How do immigrants become citizens? The answer to that question depends on a number of factors and each individual’s circumstances. That said, Low Income Relief has the scoop on some common and lesser known ways for foreign nationals to become United States citizens.
The Naturalization Process
Before we begin the discussion on how immigrants become citizens, let’s establish who is a United States citizen at birth. Anyone born in the United States or in certain United States territories are automatically U.S. citizens at birth, no matter where their parents were born.
Furthermore, anyone who has one or more parents who were United States citizens at the time of their birth is automatically a United States citizen in many cases, regardless of where in the world they were born.
Those who were born outside of the United States to non-citizens must go through a process called naturalization. The most common paths to U.S. citizenship through naturalization are:
- Being a child of a United States citizen
- Being married to a United States citizen
- Serving in the United States military
- Being a lawful permanent resident (green card holder) for five or more years
The path to citizenship can be a complicated process, depending on each individual’s circumstances. However, the U.S. Citizenship and Immigration Services (USCIS) has broken down the process into nine steps that most applicants will follow. Those steps are as follows:
- Determine whether you are already a United States citizen.
- Make sure you are eligible for United States citizenship.
- Prepare your application for naturalization (form N-400).
- Submit your application for naturalization and pay your fees.
- Attend your biometrics (fingerprinting) appointment, if applicable.
- Attend your interview with USCIS.
- USCIS will mail a notice to you informing you that you are eligible for naturalization, requesting more information, or denying your application.
- If you are determined eligible for naturalization, attend a naturalization ceremony and take the Oath of Allegiance to the United States.
These steps might be helpful if you already meet one of the qualifications for becoming a U.S. citizen (being a child of a U.S. citizen, being married to a U.S. citizen, serving in the U.S. military, or being a lawful permanent resident). But how do immigrants become citizens when they don’t already meet these requirements?
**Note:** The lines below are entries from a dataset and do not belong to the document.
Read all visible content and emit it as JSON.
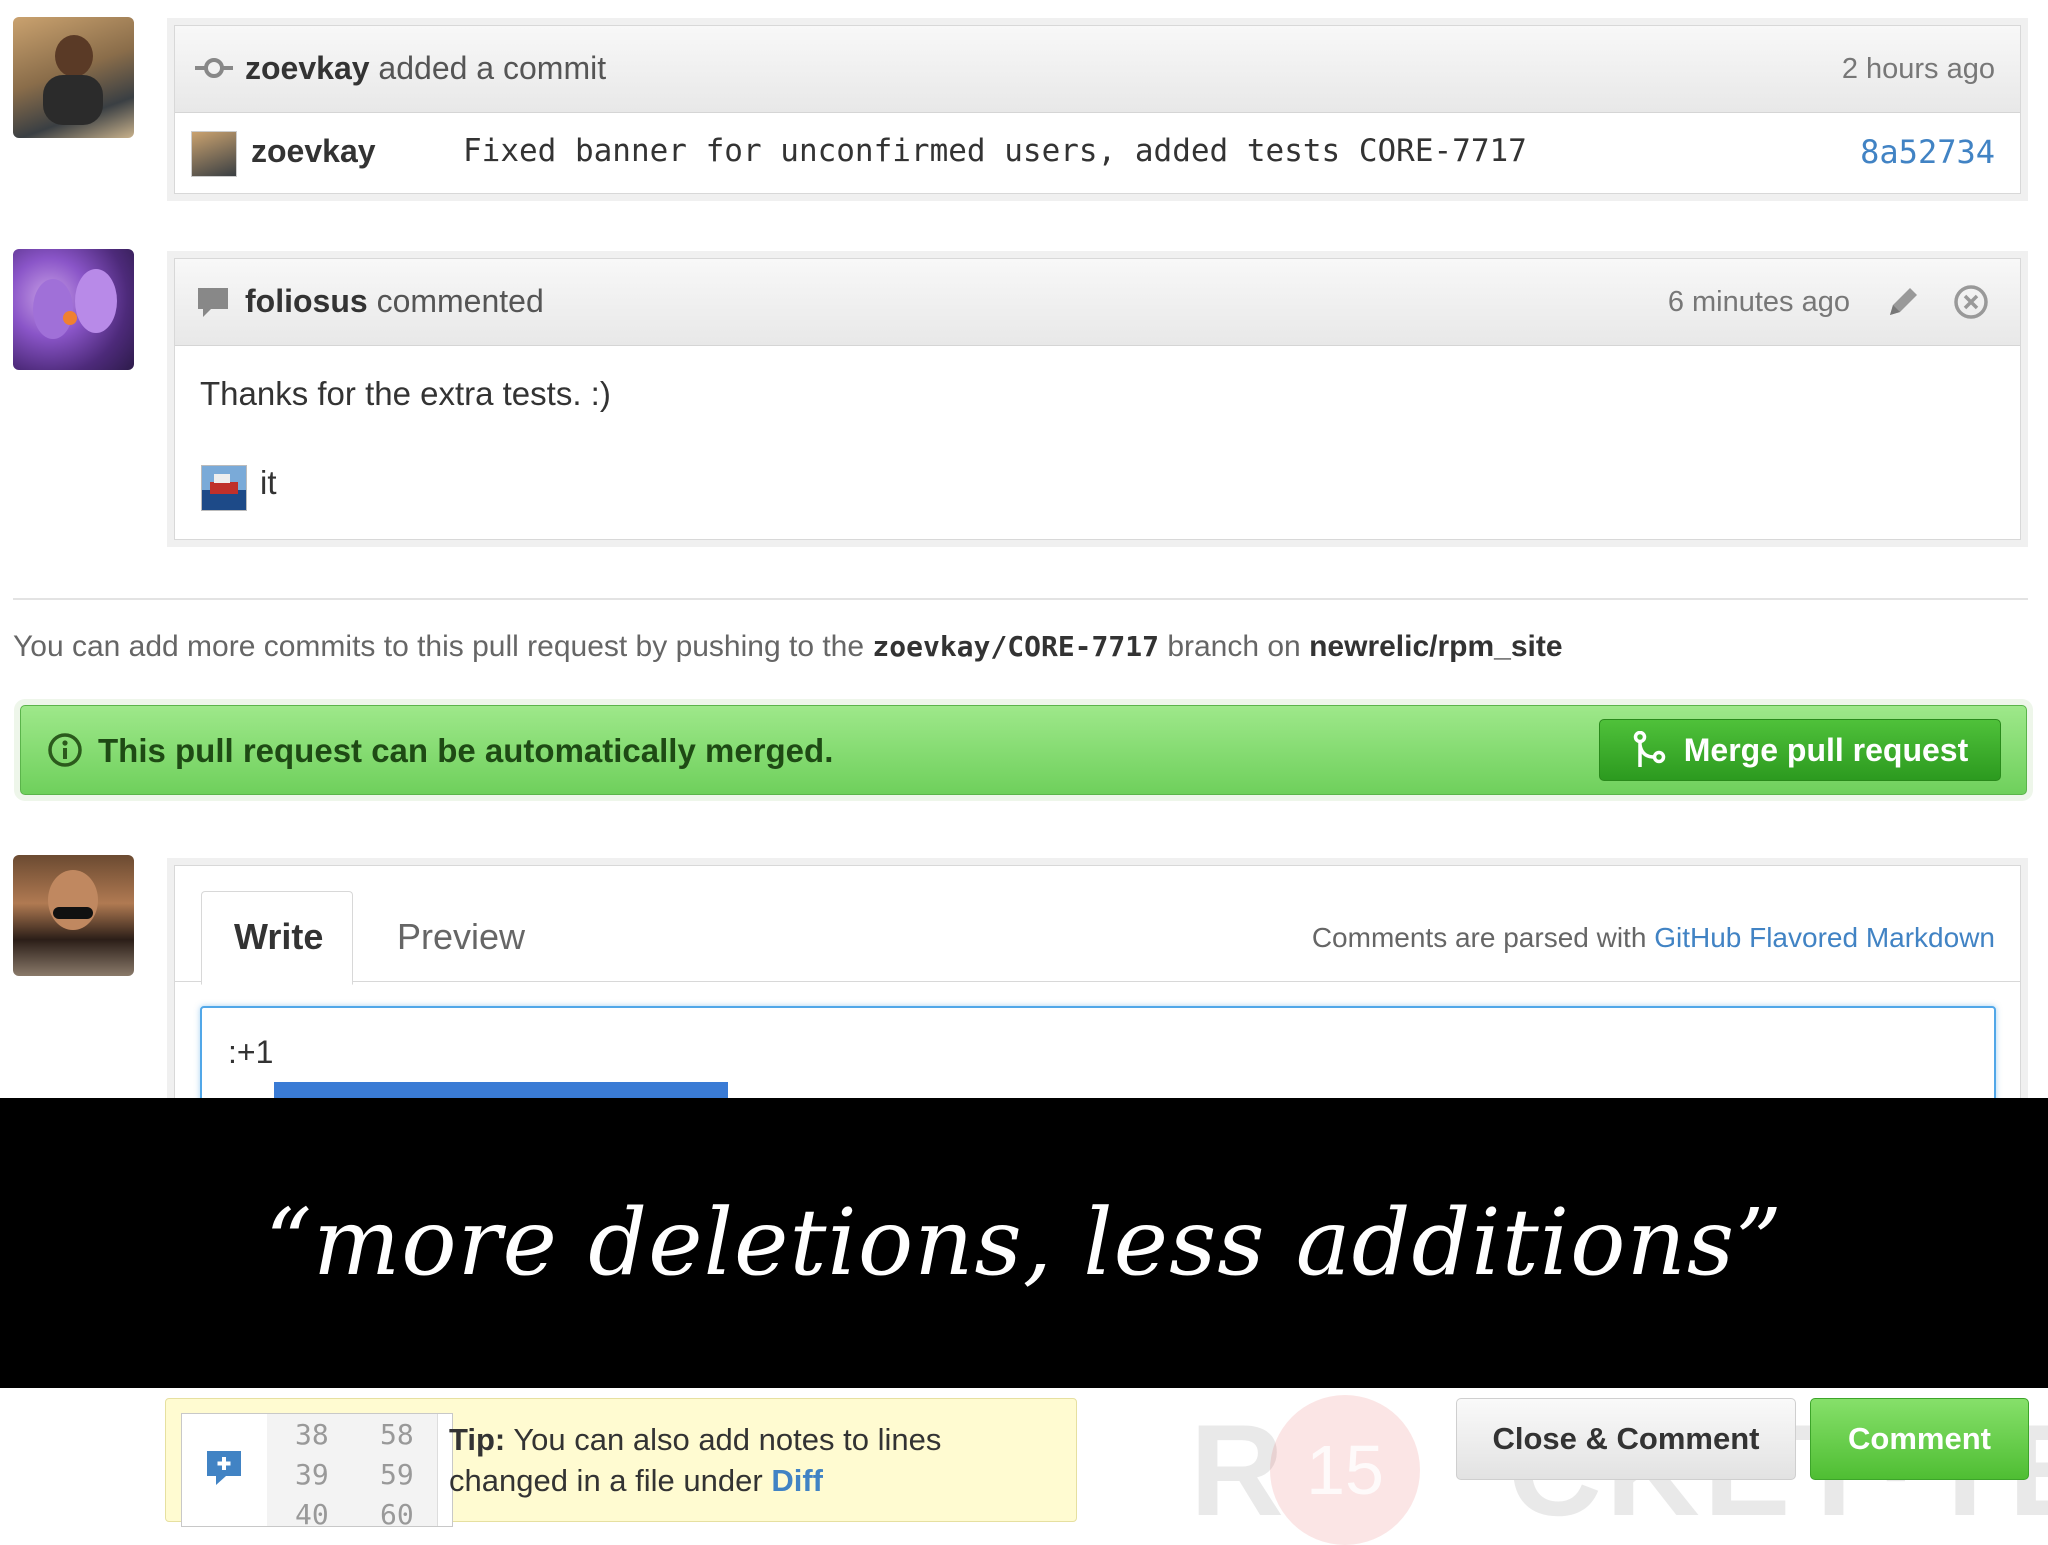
{
  "commit_event": {
    "user": "zoevkay",
    "action": "added a commit",
    "time": "2 hours ago",
    "commit_author": "zoevkay",
    "commit_message": "Fixed banner for unconfirmed users, added tests CORE-7717",
    "commit_sha": "8a52734"
  },
  "comment_event": {
    "user": "foliosus",
    "action": "commented",
    "time": "6 minutes ago",
    "body": "Thanks for the extra tests. :)",
    "emoji_caption": "it"
  },
  "push_note": {
    "prefix": "You can add more commits to this pull request by pushing to the",
    "branch": "zoevkay/CORE-7717",
    "middle": "branch on",
    "repo": "newrelic/rpm_site"
  },
  "merge": {
    "status": "This pull request can be automatically merged.",
    "button": "Merge pull request",
    "colors": {
      "bar": "#7ed86a",
      "button": "#34a326"
    }
  },
  "composer": {
    "tabs": [
      "Write",
      "Preview"
    ],
    "hint_prefix": "Comments are parsed with",
    "hint_link": "GitHub Flavored Markdown",
    "textarea_value": ":+1"
  },
  "banner_quote": "“more deletions, less additions”",
  "tip": {
    "bold": "Tip:",
    "line1": "You can also add notes to lines",
    "line2_prefix": "changed in a file under",
    "line2_link": "Diff",
    "left_numbers": [
      "38",
      "39",
      "40"
    ],
    "right_numbers": [
      "58",
      "59",
      "60"
    ]
  },
  "actions": {
    "close_comment": "Close & Comment",
    "comment": "Comment"
  },
  "watermark": {
    "left": "R",
    "circle": "15",
    "right": "CKET·TECH"
  }
}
Many people come to the United States to work or study before they decide they want to set down roots here. In those cases, there are some alternative paths to citizenship.
How do immigrants become citizens with a non-immigrant visa?
People from all over the world come to the United States to study and work with the help of non-immigrant visas. Non-immigrant visas grant foreign nationals the ability to spend a certain amount of time in the United States as workers or students.
In the section above, we described some of the common paths to U.S. citizenship, and mentioned that many people become citizens after being lawful permanent residents (aka. green card holders) for five years. But how do you become a lawful permanent resident in the first place?
It is not an easy task to adjust your immigration status to become a lawful permanent resident if you are in the United States with a non-immigrant visa (i.e. work visa or student visa). However, there are some ways that workers and students can become lawful permanent residents of the United States.
For people in the United States who can perform certain types of jobs, or who have made significant contributions through academic research, there are ways to apply for an employment-based permanent residency.
Please see the USCIS website for a full list of green card eligibility categories.
How do immigrants become citizens when they are undocumented?
Immigrants who have entered the United States legally (with a visa, for example) become undocumented if they do not maintain their legal status. This could occur, for example, if someone were to remain in the United States after their visa has expired.
Immigrants who enter the country without a visa by crossing the border without the knowledge of United States officials are undocumented as well.
How do immigrants become citizens under these circumstances? There are a few ways for undocumented immigrants to become lawful permanent residents, and then U.S. citizens:
- Apply for asylum status: immigrants can apply for asylum status if they are subject to persecution in their home country based on their race, religion, nationality, membership in a particular social group, or their political opinion
- Apply for a U-Visa: Survivors of domestic violence, sexual assault, trafficking, and other crimes who assist law enforcement can apply for a U-Visa.
Please note that these are not the only paths to obtaining a green card as an undocumented immigrant in the United States. Please see the USCIS website for a full list of green card eligibility categories.
How do immigrants become citizens through family and marriage?
Immigrants can also become citizens if they marry a United States citizen or if they have family members who are U.S. citizens.
For immigrants who meet certain eligibility requirements, it is possible to become a lawful permanent resident as the parent of a U.S. citizen, the unmarried child (under 21) of a U.S. citizen, or the spouse of a U.S. citizen.
It is important to note that some immigrants may be barred from going through this process, depending on how they entered the U.S. or other reasons.
It is important to point out that the information in this article, How Do Immigrants Become Citizens?, should not be taken as personal legal advice. Everyone’s situation is different, and this should be used as a guide to begin exploring the possibilities for becoming a U.S. citizen.
When you are attempting to navigate the U.S. immigration system, it can be helpful to have professional legal help. There are many organizations across the U.S. that can help answer questions about your unique, personal situation, and even help you file the necessary forms for citizenship or permanent residency. By calling 211, or visiting their website, the United Way can help you find all types of resources, including legal help, in your area.